Set down all of the data again, character for character.

Interface dataset entries:
▼

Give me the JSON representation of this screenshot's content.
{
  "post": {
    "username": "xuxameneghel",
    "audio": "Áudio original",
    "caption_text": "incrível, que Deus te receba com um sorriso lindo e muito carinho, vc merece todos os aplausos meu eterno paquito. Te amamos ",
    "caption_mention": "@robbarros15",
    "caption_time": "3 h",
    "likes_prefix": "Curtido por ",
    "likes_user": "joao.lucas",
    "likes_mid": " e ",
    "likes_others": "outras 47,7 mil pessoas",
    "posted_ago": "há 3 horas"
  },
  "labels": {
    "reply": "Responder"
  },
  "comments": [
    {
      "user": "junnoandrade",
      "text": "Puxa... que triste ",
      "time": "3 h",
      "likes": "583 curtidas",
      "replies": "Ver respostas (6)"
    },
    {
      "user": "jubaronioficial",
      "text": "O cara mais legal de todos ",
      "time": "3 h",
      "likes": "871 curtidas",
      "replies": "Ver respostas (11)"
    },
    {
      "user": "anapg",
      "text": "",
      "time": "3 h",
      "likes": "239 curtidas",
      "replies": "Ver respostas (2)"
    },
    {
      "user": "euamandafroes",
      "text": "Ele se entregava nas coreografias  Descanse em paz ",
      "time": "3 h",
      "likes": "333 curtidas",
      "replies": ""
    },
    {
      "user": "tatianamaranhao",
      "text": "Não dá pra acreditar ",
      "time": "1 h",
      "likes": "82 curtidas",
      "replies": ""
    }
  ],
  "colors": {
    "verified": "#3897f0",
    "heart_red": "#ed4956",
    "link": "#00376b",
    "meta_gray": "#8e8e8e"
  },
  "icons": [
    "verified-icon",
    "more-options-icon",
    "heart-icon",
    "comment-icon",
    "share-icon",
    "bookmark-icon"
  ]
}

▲

Solution for this task
Give me the JSON representation of this screenshot's content.
{
  "post": {
    "username": "xuxameneghel",
    "audio": "Áudio original",
    "caption_text": "incrível, que Deus te receba com um sorriso lindo e muito carinho, vc merece todos os aplausos meu eterno paquito. Te amamos ",
    "caption_mention": "@robbarros15",
    "caption_time": "3 h",
    "likes_prefix": "Curtido por ",
    "likes_user": "joao.lucas",
    "likes_mid": " e ",
    "likes_others": "outras 47,7 mil pessoas",
    "posted_ago": "há 3 horas"
  },
  "labels": {
    "reply": "Responder"
  },
  "comments": [
    {
      "user": "junnoandrade",
      "text": "Puxa... que triste ",
      "time": "3 h",
      "likes": "583 curtidas",
      "replies": "Ver respostas (6)"
    },
    {
      "user": "jubaronioficial",
      "text": "O cara mais legal de todos ",
      "time": "3 h",
      "likes": "871 curtidas",
      "replies": "Ver respostas (11)"
    },
    {
      "user": "anapg",
      "text": "",
      "time": "3 h",
      "likes": "239 curtidas",
      "replies": "Ver respostas (2)"
    },
    {
      "user": "euamandafroes",
      "text": "Ele se entregava nas coreografias  Descanse em paz ",
      "time": "3 h",
      "likes": "333 curtidas",
      "replies": ""
    },
    {
      "user": "tatianamaranhao",
      "text": "Não dá pra acreditar ",
      "time": "1 h",
      "likes": "82 curtidas",
      "replies": ""
    }
  ],
  "colors": {
    "verified": "#3897f0",
    "heart_red": "#ed4956",
    "link": "#00376b",
    "meta_gray": "#8e8e8e"
  },
  "icons": [
    "verified-icon",
    "more-options-icon",
    "heart-icon",
    "comment-icon",
    "share-icon",
    "bookmark-icon"
  ]
}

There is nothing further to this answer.